You wore your cello in your brown backpack, tall as yourself,
another for the trip around the world when you were 84.
“But Juliette, who are you acquainted with in Mongolia?”
“Oh, well, you know, people are nice to old ladies.”
You didn’t want a celebration of your life,
embarrassed, I think, perhaps recalling
those complicated intricacies of the living,
as in the gathering for a woman friend,
when we played quartets, during which the deceased
was lauded by a widow, and you whispered
“but what she doesn’t know is that her husband
slept with the deceased for thirteen years!”
and chuckled to hear of my love travails,
no matter how exasperating, “poor you,” you said,
“I wouldn’t want to be in love with him: he is
wonderful but oh the worry!” though you didn’t seem to,
certainly not that winter night when you revealed
your illness and your certain death which yes did come to pass
just one year later: “I don’t care, I saw my parents die
of it and it’s all right.”
Or was that because the Shostakovich had just then
been enveloping our ears,

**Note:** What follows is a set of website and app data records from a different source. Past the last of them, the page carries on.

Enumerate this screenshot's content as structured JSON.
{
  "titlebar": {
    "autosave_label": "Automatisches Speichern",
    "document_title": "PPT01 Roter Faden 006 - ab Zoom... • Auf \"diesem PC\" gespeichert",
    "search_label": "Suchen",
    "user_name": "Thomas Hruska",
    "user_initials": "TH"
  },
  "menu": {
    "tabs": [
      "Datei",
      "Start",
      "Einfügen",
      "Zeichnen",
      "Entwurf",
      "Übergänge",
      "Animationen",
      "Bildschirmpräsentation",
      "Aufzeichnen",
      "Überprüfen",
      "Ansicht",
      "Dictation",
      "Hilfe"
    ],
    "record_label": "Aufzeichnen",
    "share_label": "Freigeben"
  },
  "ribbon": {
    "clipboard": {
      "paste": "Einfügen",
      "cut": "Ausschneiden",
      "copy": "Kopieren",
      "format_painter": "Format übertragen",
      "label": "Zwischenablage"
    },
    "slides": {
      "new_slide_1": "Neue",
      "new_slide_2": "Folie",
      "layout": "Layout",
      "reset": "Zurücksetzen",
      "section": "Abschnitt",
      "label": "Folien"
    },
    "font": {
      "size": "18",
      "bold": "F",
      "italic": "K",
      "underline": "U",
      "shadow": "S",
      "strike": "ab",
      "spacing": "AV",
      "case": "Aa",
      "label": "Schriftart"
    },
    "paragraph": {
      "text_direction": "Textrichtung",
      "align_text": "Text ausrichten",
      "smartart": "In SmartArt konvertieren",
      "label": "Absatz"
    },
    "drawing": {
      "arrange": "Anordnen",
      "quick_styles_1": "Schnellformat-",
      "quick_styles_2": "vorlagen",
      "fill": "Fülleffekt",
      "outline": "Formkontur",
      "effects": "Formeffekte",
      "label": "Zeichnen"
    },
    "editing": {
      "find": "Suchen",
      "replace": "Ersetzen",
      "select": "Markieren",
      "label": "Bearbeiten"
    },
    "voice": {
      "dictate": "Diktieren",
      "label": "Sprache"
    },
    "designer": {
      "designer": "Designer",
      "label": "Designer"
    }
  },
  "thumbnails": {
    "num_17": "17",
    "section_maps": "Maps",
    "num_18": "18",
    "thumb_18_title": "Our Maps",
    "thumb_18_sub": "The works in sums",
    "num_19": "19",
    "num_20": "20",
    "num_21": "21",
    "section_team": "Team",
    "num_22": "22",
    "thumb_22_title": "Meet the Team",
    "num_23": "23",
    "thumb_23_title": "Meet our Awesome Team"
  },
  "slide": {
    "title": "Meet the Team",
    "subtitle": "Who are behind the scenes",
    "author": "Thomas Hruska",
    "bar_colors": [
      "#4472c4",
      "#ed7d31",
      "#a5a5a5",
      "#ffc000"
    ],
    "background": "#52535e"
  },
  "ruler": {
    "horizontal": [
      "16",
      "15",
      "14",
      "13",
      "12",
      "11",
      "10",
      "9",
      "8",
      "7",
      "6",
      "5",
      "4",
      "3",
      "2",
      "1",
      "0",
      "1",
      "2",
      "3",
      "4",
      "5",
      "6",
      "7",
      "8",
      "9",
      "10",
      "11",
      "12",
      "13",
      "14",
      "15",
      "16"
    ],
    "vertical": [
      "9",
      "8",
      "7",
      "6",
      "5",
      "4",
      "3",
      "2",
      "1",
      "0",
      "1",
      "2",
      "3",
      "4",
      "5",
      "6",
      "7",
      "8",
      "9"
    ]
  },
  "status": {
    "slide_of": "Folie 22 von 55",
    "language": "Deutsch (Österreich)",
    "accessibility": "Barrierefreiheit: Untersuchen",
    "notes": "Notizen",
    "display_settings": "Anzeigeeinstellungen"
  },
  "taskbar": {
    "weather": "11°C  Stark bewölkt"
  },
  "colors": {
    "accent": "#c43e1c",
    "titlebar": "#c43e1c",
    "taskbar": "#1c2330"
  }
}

as up the wooden walkway so many times through your
garden with those strawberries and roses, carrying our instruments,
we revived the soul of Brahms, or Haydn, or Beethoven.
What saturation––Schubert, Bach and Schumann,
that wooden ceiling above your dining table
fronting the large window into wild rhododendrons
was anointed with, and what aromas!
Quartets and supper, the steamer fastened upside
down its metal petals splayed over a 100 watt bulb,
Ron’s paintings on the wall, and a feast of music
to sight read through, “The cellist,” you said,
“is the only one who knows what’s really going on,”
and it’s true, especially with you who also seemed
to know everyone, hardly ever dining alone,
“Come have supper,” even two weeks prior to when you died,
so many friends, old and new, far and wide.
One May, not game to do the Schubert Trio we performed
the Schnittke for a master class, so complicated, rich
and strange but you were game and when I asked your age
you told me seventy five.Then two weeks later,
rushing up to me at Heider Field you hurriedly announced
that you had some good news and some bad.
“The good news is that I am only 73!”
“The bad news,” you eyes twinkled and your words heavy
with laughter, “is that I’m losing my mind!”
Your June birthday anticipated seventy four
so when I had asked, you added up one more.
Well, now it’s April and fourteen years have passed
and rain, rain, rain, the first spring came without you.
The weeds are popping, the ceanothus blossoms blue, and the grass
everywhere shoots up its tiny lives like sixteenth notes
sprinkled on the damp earth: that ground, that cello
“figured bass” your sound that many of us yearn for
your blithe spirit much like the vernal equinox
just as your last words, surrounded by the blooms of loving
you had gathered to you through the years,
“I’m so happy,” is the way we always felt living our lives near you.
Juliette, you said it and believe you me, it’s true